The group’s third record, The Wack Album, comes out tomorrow; the trio, who have known each other since middle school, have been promoting the album by releasing videos and tracks each week on Wack Wednesdays. I met up with them recently in the glittery conference room of Cash Money Records to talk about emulating Kanye and why they still work so well together.

Ardie Fuqua’s Comedy Career Has Been Rough

Ardie Fuqua is worried that he’s been too funny. “I didn’t get too many laughs, did I?” he asks, sliding into a seat next to me in the back row.

He has just finished a 25-minute set at Caroline’s on Broadway, the argyle-patterned comedy club steps from Times Square, where he is opening Tracy Morgan’s lineup of Thanksgiving Weekend shows. The sound of applause is still ringing throughout the 300-seat club, and Ardie is visibly out of breath, his forehead drenched in sweat from the heat of the spotlights.

It’s easy to understand why overshadowing Tracy would not be on Ardie’s to do list. This is one of their first performances together, and as the opening act, it’s an unspoken rule that one does not outshine the headliner. Ardie, the seasoned hype man, is aware of his place in the pecking order. “I’m just here to make the crowd happy,” he says.

Throughout the night, Ardie dutifully plays the role of right-hand-man, chatting animatedly with Tracy, laughing at his jokes and flashing big, sycophantic smiles his way. But when Tracy is out of earshot, Ardie deflates, as if the animating force that propels him so jubilantly across the stage had been snuffed out. I ask if he’s excited about the show, and he shrugs me off, as he often does when questioned: “I don’t care. It doesn’t matter. It’s just a show.” And then, later, as we vacate the green room to make way for Tracy and his entourage: “Not one person is here to see me.”
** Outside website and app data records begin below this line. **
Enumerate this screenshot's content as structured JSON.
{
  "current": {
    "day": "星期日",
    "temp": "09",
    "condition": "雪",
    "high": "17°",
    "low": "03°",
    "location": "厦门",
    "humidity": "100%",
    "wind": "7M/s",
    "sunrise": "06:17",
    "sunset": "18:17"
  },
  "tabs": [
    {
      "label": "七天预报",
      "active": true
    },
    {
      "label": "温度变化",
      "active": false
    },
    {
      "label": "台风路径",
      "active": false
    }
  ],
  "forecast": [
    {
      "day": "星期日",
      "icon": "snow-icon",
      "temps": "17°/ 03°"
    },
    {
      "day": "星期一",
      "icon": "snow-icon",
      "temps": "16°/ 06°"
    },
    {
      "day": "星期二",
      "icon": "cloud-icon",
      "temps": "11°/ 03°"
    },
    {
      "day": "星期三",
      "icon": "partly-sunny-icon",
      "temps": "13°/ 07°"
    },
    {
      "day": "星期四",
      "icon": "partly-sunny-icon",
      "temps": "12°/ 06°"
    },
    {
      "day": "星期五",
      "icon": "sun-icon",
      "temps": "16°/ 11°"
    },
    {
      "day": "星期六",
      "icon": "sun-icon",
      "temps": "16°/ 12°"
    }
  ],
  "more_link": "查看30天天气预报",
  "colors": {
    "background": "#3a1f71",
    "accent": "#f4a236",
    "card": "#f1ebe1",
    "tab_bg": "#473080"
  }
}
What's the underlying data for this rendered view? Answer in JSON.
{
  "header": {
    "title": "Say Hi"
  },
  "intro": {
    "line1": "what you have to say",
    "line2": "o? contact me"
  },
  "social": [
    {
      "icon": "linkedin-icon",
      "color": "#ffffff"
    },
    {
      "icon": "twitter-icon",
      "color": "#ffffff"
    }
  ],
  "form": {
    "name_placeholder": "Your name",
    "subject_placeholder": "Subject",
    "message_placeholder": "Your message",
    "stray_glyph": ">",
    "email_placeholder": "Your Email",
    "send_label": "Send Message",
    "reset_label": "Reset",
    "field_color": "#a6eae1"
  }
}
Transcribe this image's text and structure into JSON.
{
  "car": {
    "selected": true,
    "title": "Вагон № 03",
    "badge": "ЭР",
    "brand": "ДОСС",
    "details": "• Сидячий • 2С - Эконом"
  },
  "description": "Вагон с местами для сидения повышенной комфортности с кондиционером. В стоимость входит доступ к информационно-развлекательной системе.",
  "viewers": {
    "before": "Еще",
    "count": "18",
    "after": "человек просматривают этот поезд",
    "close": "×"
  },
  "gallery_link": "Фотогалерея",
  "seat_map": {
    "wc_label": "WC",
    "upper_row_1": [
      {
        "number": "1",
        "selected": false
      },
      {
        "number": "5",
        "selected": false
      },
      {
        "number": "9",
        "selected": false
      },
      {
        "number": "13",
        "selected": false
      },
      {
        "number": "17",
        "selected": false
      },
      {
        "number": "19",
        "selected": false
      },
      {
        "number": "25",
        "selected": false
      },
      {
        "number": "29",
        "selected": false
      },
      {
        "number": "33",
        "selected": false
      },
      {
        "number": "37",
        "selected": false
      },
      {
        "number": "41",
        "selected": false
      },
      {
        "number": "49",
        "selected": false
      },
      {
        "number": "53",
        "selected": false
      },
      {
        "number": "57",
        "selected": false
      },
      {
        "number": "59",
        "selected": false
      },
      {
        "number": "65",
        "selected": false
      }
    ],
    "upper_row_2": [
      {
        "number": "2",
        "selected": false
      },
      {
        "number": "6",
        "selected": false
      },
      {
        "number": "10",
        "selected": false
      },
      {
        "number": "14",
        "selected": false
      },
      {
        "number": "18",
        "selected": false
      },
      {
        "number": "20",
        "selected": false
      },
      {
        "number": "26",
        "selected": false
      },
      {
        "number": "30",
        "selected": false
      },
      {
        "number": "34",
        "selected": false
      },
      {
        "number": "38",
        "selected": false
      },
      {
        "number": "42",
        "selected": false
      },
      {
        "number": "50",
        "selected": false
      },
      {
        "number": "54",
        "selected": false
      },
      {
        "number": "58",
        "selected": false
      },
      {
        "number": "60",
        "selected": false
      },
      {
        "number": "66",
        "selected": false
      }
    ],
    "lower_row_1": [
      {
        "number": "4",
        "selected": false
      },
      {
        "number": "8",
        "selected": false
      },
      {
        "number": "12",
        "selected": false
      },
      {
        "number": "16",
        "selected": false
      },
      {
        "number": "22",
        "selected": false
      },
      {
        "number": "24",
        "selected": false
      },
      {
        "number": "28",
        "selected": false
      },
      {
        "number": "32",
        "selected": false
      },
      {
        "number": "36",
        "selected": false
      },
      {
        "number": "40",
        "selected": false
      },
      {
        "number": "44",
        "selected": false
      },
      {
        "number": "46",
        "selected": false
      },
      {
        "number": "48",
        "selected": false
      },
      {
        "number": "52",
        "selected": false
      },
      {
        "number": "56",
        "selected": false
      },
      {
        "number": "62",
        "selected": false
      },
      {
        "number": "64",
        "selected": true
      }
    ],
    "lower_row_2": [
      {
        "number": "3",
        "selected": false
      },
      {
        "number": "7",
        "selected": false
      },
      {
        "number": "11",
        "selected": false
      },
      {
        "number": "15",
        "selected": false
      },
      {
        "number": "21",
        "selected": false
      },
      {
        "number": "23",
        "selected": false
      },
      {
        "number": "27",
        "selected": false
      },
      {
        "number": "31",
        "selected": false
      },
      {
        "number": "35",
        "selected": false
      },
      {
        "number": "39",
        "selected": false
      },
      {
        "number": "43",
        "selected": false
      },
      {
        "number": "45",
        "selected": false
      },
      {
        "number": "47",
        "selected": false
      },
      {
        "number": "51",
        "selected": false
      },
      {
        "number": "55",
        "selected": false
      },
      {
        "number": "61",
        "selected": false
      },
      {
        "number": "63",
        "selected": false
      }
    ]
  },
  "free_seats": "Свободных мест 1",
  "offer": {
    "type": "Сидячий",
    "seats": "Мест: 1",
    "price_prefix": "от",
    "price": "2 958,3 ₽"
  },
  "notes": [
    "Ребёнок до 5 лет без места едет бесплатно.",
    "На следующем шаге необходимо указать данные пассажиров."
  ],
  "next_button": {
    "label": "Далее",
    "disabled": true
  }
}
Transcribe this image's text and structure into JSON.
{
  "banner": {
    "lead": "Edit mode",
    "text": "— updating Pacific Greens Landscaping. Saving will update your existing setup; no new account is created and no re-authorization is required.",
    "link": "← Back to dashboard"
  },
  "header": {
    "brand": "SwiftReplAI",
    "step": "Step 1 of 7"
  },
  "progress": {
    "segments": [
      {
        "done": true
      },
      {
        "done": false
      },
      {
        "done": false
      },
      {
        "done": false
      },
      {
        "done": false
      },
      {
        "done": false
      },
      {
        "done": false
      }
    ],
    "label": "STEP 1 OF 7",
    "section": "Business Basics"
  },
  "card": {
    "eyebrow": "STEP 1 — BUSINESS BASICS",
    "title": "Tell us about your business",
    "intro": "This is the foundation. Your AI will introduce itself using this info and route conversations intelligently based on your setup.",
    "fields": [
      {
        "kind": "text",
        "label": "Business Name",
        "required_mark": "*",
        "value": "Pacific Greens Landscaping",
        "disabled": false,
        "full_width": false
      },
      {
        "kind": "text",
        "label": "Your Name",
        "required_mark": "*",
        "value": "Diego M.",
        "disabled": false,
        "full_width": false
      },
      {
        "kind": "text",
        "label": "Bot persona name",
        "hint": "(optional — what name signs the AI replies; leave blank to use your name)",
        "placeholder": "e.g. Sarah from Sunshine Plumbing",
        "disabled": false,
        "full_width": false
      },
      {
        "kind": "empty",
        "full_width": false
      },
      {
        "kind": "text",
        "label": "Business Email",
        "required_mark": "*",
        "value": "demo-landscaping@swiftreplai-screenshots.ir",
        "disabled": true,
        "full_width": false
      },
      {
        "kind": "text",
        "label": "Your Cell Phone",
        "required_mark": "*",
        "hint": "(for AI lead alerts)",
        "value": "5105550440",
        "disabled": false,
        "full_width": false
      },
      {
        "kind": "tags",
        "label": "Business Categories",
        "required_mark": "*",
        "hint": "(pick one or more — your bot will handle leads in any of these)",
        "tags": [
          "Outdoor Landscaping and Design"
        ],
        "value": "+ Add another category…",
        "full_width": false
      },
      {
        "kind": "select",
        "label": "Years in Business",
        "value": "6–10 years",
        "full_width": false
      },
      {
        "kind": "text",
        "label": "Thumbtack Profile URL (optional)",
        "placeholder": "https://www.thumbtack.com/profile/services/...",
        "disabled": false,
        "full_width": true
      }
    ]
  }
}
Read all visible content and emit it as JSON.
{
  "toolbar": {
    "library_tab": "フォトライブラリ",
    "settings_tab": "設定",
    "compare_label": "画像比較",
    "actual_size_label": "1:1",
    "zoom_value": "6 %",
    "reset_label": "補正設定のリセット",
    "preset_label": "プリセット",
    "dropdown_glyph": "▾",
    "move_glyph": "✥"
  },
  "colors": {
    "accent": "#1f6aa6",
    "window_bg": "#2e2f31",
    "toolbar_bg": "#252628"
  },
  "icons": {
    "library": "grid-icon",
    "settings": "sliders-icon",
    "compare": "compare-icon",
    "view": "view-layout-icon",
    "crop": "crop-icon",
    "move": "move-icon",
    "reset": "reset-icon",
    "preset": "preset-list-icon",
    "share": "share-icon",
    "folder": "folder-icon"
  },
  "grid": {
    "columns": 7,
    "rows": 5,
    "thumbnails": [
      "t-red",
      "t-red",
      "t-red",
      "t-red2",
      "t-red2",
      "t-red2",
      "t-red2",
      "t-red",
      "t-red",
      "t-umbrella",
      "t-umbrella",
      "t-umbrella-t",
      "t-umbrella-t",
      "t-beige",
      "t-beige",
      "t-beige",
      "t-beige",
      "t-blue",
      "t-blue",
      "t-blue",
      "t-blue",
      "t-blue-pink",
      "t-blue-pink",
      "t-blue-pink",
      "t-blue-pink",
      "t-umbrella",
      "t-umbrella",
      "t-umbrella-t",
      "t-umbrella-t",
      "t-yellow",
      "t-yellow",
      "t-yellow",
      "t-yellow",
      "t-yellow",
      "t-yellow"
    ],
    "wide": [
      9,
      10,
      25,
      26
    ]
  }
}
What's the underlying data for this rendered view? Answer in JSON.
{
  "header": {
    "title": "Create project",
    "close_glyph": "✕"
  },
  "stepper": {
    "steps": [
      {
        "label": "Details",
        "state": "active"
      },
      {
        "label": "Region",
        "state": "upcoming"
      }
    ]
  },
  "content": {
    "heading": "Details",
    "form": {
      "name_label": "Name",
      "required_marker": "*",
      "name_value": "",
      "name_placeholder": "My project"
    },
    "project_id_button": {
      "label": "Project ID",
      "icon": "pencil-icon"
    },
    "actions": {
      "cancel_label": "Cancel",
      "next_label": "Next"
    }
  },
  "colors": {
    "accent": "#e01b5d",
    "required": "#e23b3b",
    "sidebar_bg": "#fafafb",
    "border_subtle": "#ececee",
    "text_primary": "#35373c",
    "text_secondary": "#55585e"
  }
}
The Annotated Wisdom of Dan Harmon

Dan Harmon has a lot of stuff in his head, stuff that he used to create and run three seasons of Community as well as found Channel 101 and create a new method for understanding story structure. In these projects as well as in older ones like The Sarah Silverman Program, his failed pilot Heat Vision and Jack, and his current live show and podcast (also the subject of an upcoming documentary) Harmontown, Harmon has made himself known for being both brilliant and hard to work with.

Fortunately for us Harmon won’t stop creating any time soon, with an animated film written by Charlie Kaufman currently in progress as well as an Adult Swim cartoon and sitcoms (including at least one multi-cam) in development at Fox and CBS.

We’ve collected bits of his wisdom from interviews, podcasts, blog posts, and more, so that you, too, can put a lot of stuff in your head and think about it.